OR WAIT 15 SECS
Omaha, Neb. - A new treatment for actinic keratoses, known as PEP005, has completed two phase 3 trials which demonstrated that ingenol mebutate gel 0.05 percent, when used to treat actinic keratoses (AK) on the head and non-head locations, resulted in complete clearance of the lesions, when compared to vehicle.
Revised: June 24, 2010
The findings were presented at the 68th annual meeting of the American Academy of Dermatology, and the findings suggest the prospect of another therapeutic option to treat AKs, according to Joel Schlessinger, M.D., F.A.A.D., F.A.A.C.S., a board-certified dermatologist and cosmetic surgeon, president emeritus, American Society of Cosmetic Dermatology and Aesthetic Surgery, and president, http://LovelySkin.com/ in Omaha, Neb.
Leo Pharma hopes to file for FDA approval by mid 2011 for PEP005 as a treatment for actinic keratoses, according to Dave Domzalski, vice president of marketing and sales.
"The Peplin (Leo Pharma) product will represent another entrant into this category," Dr. Schlessinger says. The once-daily application for two consecutive days "represents a simpler process for those individuals who are looking for treatment of AKs. The benefits of a short application or limited application are not to be understated. It will be interesting to see when and how the market will change when and if it will be approved by the FDA. (The product) provides a compelling case for efficacy and safety."

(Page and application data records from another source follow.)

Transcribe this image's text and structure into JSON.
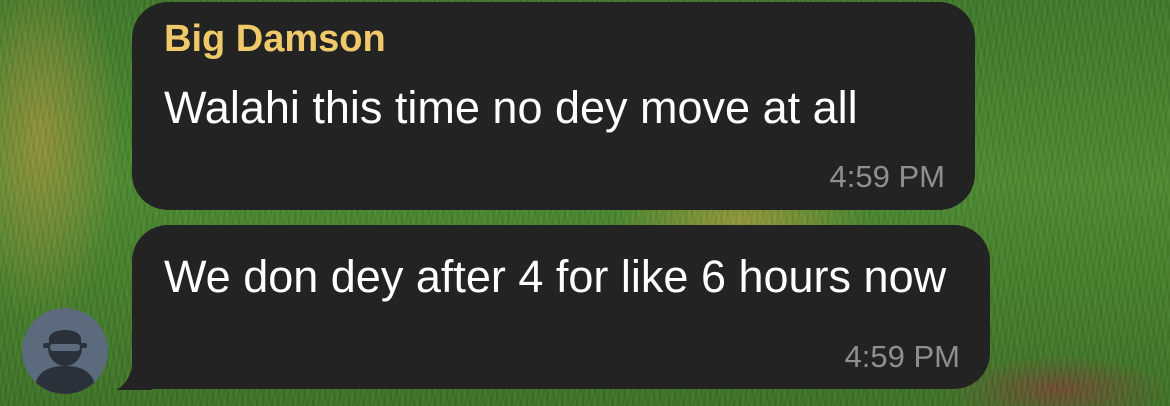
{
  "messages": [
    {
      "sender": "Big Damson",
      "text": "Walahi this time no dey move at all",
      "time": "4:59 PM"
    },
    {
      "text": "We don dey after 4 for like 6 hours now",
      "time": "4:59 PM"
    }
  ],
  "avatar": {
    "icon": "user-silhouette-icon",
    "color": "#5c6a7e"
  },
  "colors": {
    "bubble": "#232323",
    "sender_name": "#f0c96a",
    "timestamp": "#8f8f8f"
  }
}
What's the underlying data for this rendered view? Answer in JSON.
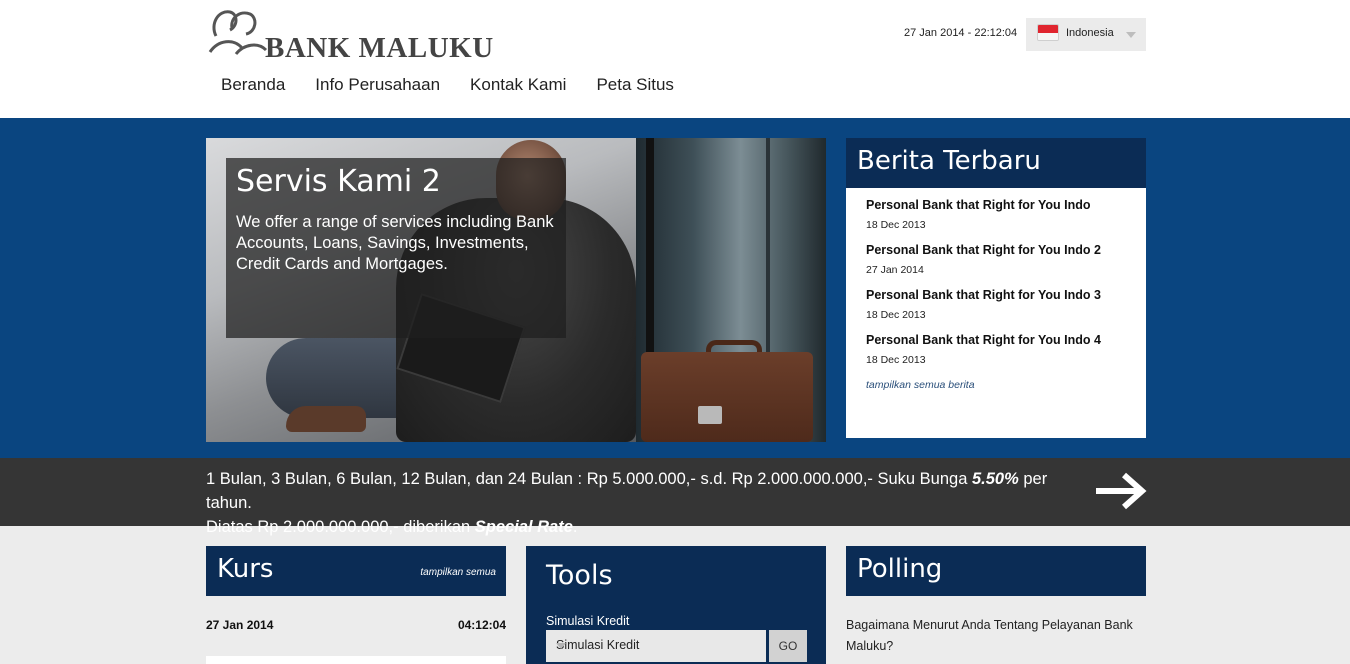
{
  "header": {
    "logo_text": "BANK MALUKU",
    "datetime": "27 Jan 2014 - 22:12:04",
    "language": "Indonesia"
  },
  "nav": {
    "items": [
      {
        "label": "Beranda"
      },
      {
        "label": "Info Perusahaan"
      },
      {
        "label": "Kontak Kami"
      },
      {
        "label": "Peta Situs"
      }
    ]
  },
  "slide": {
    "title": "Servis Kami 2",
    "text": "We offer a range of services including Bank Accounts, Loans, Savings, Investments, Credit Cards and Mortgages."
  },
  "news": {
    "title": "Berita Terbaru",
    "items": [
      {
        "title": "Personal Bank that Right for You Indo",
        "date": "18 Dec 2013"
      },
      {
        "title": "Personal Bank that Right for You Indo 2",
        "date": "27 Jan 2014"
      },
      {
        "title": "Personal Bank that Right for You Indo 3",
        "date": "18 Dec 2013"
      },
      {
        "title": "Personal Bank that Right for You Indo 4",
        "date": "18 Dec 2013"
      }
    ],
    "more_label": "tampilkan semua berita"
  },
  "ratebar": {
    "line1_pre": "1 Bulan, 3 Bulan, 6 Bulan, 12 Bulan, dan 24 Bulan : Rp 5.000.000,- s.d. Rp 2.000.000.000,- Suku Bunga ",
    "rate": "5.50%",
    "line1_post": " per tahun.",
    "line2_pre": "Diatas Rp 2.000.000.000,- diberikan ",
    "special": "Special Rate",
    "line2_post": "."
  },
  "kurs": {
    "title": "Kurs",
    "more_label": "tampilkan semua",
    "date": "27 Jan 2014",
    "time": "04:12:04"
  },
  "tools": {
    "title": "Tools",
    "label": "Simulasi Kredit",
    "selected": "Simulasi Kredit",
    "go_label": "GO"
  },
  "polling": {
    "title": "Polling",
    "question": "Bagaimana Menurut Anda Tentang Pelayanan Bank Maluku?"
  },
  "colors": {
    "hero_bg": "#0a4580",
    "panel_header": "#0b2c55",
    "ratebar_bg": "#353535",
    "page_bg": "#ececec"
  }
}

The standard therapy for treating AKs has been liquid nitrogen, but it cannot act as a field therapy that can clear subclinical lesions, whereas PEP005 has the ability to act as a field therapy, Dr. Schlessinger explains. Moreover, clinicians who use cryotherapy and use a prolonged application of liquid nitrogen may find it triggers pain in patients and can result in hypopigmentation.
AKs are precancerous lesions. If left untreated, they can develop into squamous cell carcinoma. According to the American Academy of Dermatology, about 40 percent of squamous cell cancers begin as AKs.
PEP005 is a topical gel containing ingenol 3-angelate, a molecule derived from the sap of a common garden weed called the petty spurge, used as a traditional medicine in many countries for skin conditions. Ingenol 3-angelate triggers protein kinase C, which mediates various cellular processes. Phase 2 trials showed application of the gel after two days resulted in the disappearance of 71 percent to 75 percent of lesions. Patients reported mild adverse events, such as redness and peeling.
Results from the phase 3 REGION-Ib trial demonstrated that treatment with PEP005 0.05 percent gel once daily for two consecutive days in 117 patients on non-head locations resulted in significant clearance of AK lesions when compared to vehicle (n=118).
Specifically, the study showed a 66.7 percent median decrease in the number of AK lesions when compared to placebo that was statistically significant, and a rate of complete clearance of 42 percent (ITT), including 16.0 percent, back of hand, and 25.3 percent, arm locations. The phase 3REGION-IIB trial looked at the impact of PEP005 0.015 percent gel, oncedaily for three consecutive days, on head locations, which demonstrated acomplete clearance rate of 47.2 percent.
Local skin responses consisted of erythema and flaking/scaling. The most common adverse events were site irritation and pruritus. A total of seven patients in the treatment group reported having pigmentation changes.
"The holy grail has been that the product is not only effective, but that it is easy and understandable for people to use," Dr. Schlessinger says. "What is out there is close to that, but not there yet, so this compound offers a potential option, if it is approved."
Room for improvement
The efficacy of the compound in treating other conditions is being explored for the future, Dr. Schlessinger says. "There still isn't a 'slam dunk' product to topically treat superficial basal cell carcinomas," he says. "That may be one avenue to consider in the future."
In addition to the anticipated PEP005, a "kinder, gentler" form of imiquimod is poised to enter the competitive marketplace of AK therapies, Dr. Schlessinger notes.
"It yields the same result with a less vigorous process," he says. "It will provide an alternative for people who are looking for a less aggressive, but effective, product for the treatment of actinic keratoses."
Another exciting prospect is the entrance of genericized versions of imiquimod into the marketplace. The therapy has been successful, but it is a pricey product, according to Dr. Schlessinger.
"There will be less expensive alternatives available for patients," he says.
Disclosures: Dr. Schlessinger is an investigator for Leo Pharma and for Graceway Pharmaceuticals.